Hoyle obtained a barnacle from one of Cleave’s collecting trips at Peavine Pass but was puzzled that the muscles appeared to be made up of clusters of slender membrane-bound “sausages,” each about the size and shape of a wooden matchstick. This stopped him in his tracks because these dimensions are vastly bigger than the hair-thin cells of muscles like ours and those of most other animals. So, he immediately wondered if those “sausages” might be individual muscle cells. If they were, their gigantic size might be supremely helpful in the search for how muscle cells work. But first an experiment was needed to figure out if each “sausage” was a bundle of closely packed hair-sized cells or what seemed less likely, just one huge cell.

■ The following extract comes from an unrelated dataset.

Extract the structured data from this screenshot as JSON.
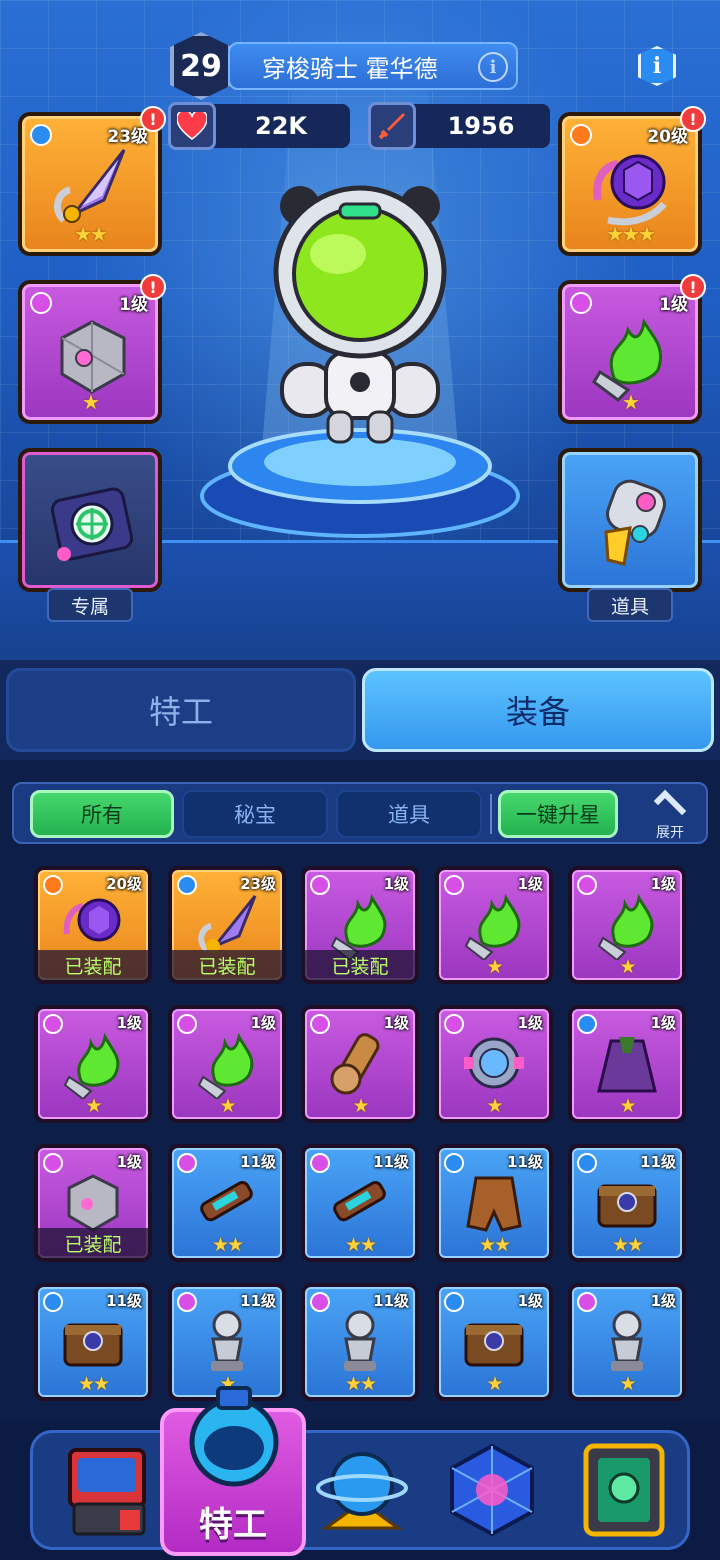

In his lab, Hoyle pushed a microscopically sharp glass electrode, having tip dimensions comparable to the wavelength of visible light, through the surrounding membrane. After seeing an electrical change indicating his electrode had penetrated to the inside of the cell, he advanced it with a micromanipulator slowly a few millionths of a meter at a time, all the way through the “sausage” from first penetration until it popped out of the other side. He watched closely on an oscilloscope (a sensitive device to measure voltage between the inside and outside of the electrode tip) to see if the electrical response changed as the electrode tip passed in and out through successive adjacent cells packed together side to side (in-out-in-out-in, in-out, etc. until it finally popped out the far side of the bundle) or if the voltage remained steady while passing continuously through to the other side of one single cell (in-n-n-n-n-n-n…out). When he did that experiment, the steady electrical response confirmed later microscope observations: each matchstick-sized “sausage” was all just one very large muscle cell, the largest such cell ever found by anyone in any animal!
In summary, Joe Connell’s revelation to Hoyle of the giant barnacles first described by Charles Darwin, whose type-specimen may have been collected by George Vancouver’s crew near FHL, gave the observant physiologist Graham Hoyle a crucial tool. The biggest muscle cells in the animal kingdom then permitted breakthrough experiments with biomedical implications.
Enter a short text version of your image, for people who are unable to see it Aequorea victoria. These elegant medusas are the source of luminescent molecules crucial in the experiments that followed.
Claudia Mills has made a comprehensive and very useful timeline of FHL history at: https://faculty.washington.edu/cemills/FHLTimeline.html.
Dennis Willows was a FHL grad student (1963), post doc, faculty, Director and retired (2005). He lives in Friday Harbor and New Zealand with his wife, Nicole Phillips, also an FHL alum.